“In the past, we were considered a flywheel—whenever there were impacts in the delivery system, we could ramp up and produce and keep enough helium in the system, where the shortages were short-term,” says Samuel Burton, the field manager at the BLM field office in Amarillo. “Now, as we wind down our program, there really needs to be more helium found, more production created, and more secure delivery systems in place.”
The move to close the reserve worries U.S. scientists. In the last decade, the price of helium has gone up more than 250 percent, dealing a blow to some research budgets. In a 2016 report assembled by three scientific societies, some researchers described forfeiting their summer salaries just so they could afford the helium to do their experiments.
Through a reimbursement system, the Federal Helium Reserve currently lets federal agencies and some large federally funded research labs get subsidized helium from private refiners. William Halperin, a physicist at Northwestern University, gets his helium under the program, and he says that the reserve's closure would be deeply disruptive.
“We're bordering on a non-availability crisis,” he says.
The U.S. government is aware of the pending problem, and some agencies are working to fix it. The National Science Foundation, for instance, is running a small-scale program to outfit labs with systems that recycle and re-liquify helium.
“This initiative gets people to be aware of [helium] as a true nonrenewable resource,” says Sophia Hayes, a chemist at Washington University in St. Louis who coauthored the 2016 report.
APS's Elsesser thinks that more could be done. He'd personally prefer that the reserve stay open, but regardless, he advocates for royalties on helium sales that could fund recycling technology and research for alternatives to the gas.
New helium plants in Russia and Qatar are coming online in the next few years, but Elsesser and other experts also note that helium is, in some applications, irreplaceable—which makes the need to use it wisely all the more important.

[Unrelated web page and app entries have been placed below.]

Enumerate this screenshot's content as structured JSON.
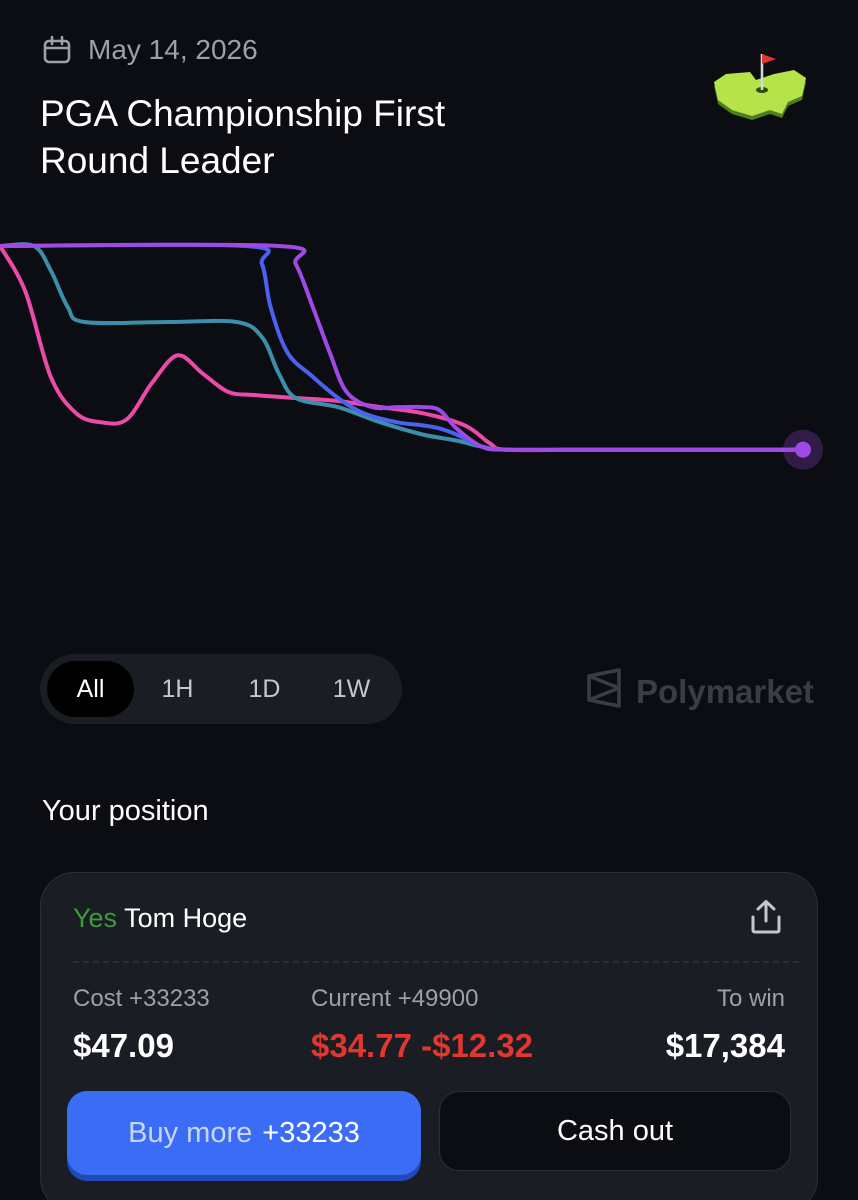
{
  "header": {
    "date": "May 14, 2026",
    "title": "PGA Championship First Round Leader"
  },
  "icons": {
    "calendar": "calendar-icon",
    "badge": "golf-flag-map-icon",
    "share": "share-icon",
    "logo": "polymarket-logo-icon"
  },
  "colors": {
    "background": "#0b0d12",
    "card": "#1b1d24",
    "accent": "#3b6cf6",
    "positive": "#3e9b3a",
    "negative": "#e0372f",
    "series": [
      "#ec4aa8",
      "#3b8fa8",
      "#4b62f0",
      "#a04ae6"
    ]
  },
  "range_tabs": [
    {
      "label": "All",
      "active": true
    },
    {
      "label": "1H",
      "active": false
    },
    {
      "label": "1D",
      "active": false
    },
    {
      "label": "1W",
      "active": false
    }
  ],
  "brand": "Polymarket",
  "position": {
    "section_title": "Your position",
    "side": "Yes",
    "outcome": "Tom Hoge",
    "cost_label": "Cost +33233",
    "cost_value": "$47.09",
    "current_label": "Current +49900",
    "current_value": "$34.77",
    "current_change": "-$12.32",
    "to_win_label": "To win",
    "to_win_value": "$17,384",
    "buy_label": "Buy more",
    "buy_amount": "+33233",
    "cashout_label": "Cash out"
  },
  "chart_data": {
    "type": "line",
    "ylim": [
      0,
      100
    ],
    "grid": false,
    "series": [
      {
        "color": "#ec4aa8",
        "points": [
          [
            0,
            100
          ],
          [
            3,
            85
          ],
          [
            6,
            57
          ],
          [
            9,
            45
          ],
          [
            12,
            42
          ],
          [
            15,
            43
          ],
          [
            18,
            55
          ],
          [
            21,
            64
          ],
          [
            24,
            58
          ],
          [
            27,
            52
          ],
          [
            30,
            51
          ],
          [
            35,
            50
          ],
          [
            40,
            49
          ],
          [
            45,
            47
          ],
          [
            50,
            45
          ],
          [
            55,
            41
          ],
          [
            58,
            35
          ],
          [
            60,
            33
          ],
          [
            70,
            33
          ],
          [
            80,
            33
          ],
          [
            90,
            33
          ],
          [
            95,
            33
          ]
        ]
      },
      {
        "color": "#3b8fa8",
        "points": [
          [
            0,
            100
          ],
          [
            4,
            100
          ],
          [
            6,
            92
          ],
          [
            8,
            80
          ],
          [
            10,
            75
          ],
          [
            20,
            75
          ],
          [
            28,
            75
          ],
          [
            31,
            70
          ],
          [
            33,
            58
          ],
          [
            35,
            50
          ],
          [
            40,
            47
          ],
          [
            45,
            42
          ],
          [
            50,
            38
          ],
          [
            54,
            36
          ],
          [
            57,
            34
          ],
          [
            60,
            33
          ],
          [
            70,
            33
          ],
          [
            80,
            33
          ],
          [
            90,
            33
          ],
          [
            95,
            33
          ]
        ]
      },
      {
        "color": "#4b62f0",
        "points": [
          [
            0,
            100
          ],
          [
            29,
            100
          ],
          [
            31,
            94
          ],
          [
            32,
            80
          ],
          [
            34,
            65
          ],
          [
            37,
            57
          ],
          [
            40,
            50
          ],
          [
            43,
            45
          ],
          [
            47,
            42
          ],
          [
            50,
            41
          ],
          [
            52,
            40
          ],
          [
            54,
            38
          ],
          [
            57,
            34
          ],
          [
            60,
            33
          ],
          [
            70,
            33
          ],
          [
            80,
            33
          ],
          [
            90,
            33
          ],
          [
            95,
            33
          ]
        ]
      },
      {
        "color": "#a04ae6",
        "points": [
          [
            0,
            100
          ],
          [
            33,
            100
          ],
          [
            35,
            94
          ],
          [
            37,
            80
          ],
          [
            39,
            65
          ],
          [
            41,
            52
          ],
          [
            44,
            47
          ],
          [
            47,
            47
          ],
          [
            50,
            47
          ],
          [
            52,
            46
          ],
          [
            54,
            40
          ],
          [
            57,
            34
          ],
          [
            60,
            33
          ],
          [
            70,
            33
          ],
          [
            80,
            33
          ],
          [
            90,
            33
          ],
          [
            95,
            33
          ]
        ]
      }
    ]
  }
}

“Industry and scientists are going to be really creative,” says Kornbluth, the industry consultant. “If we get to the point where we just can't keep up with demand, either prices will go up to create new incentives to find more, or we're going to develop substitute technologies that don't rely on helium.”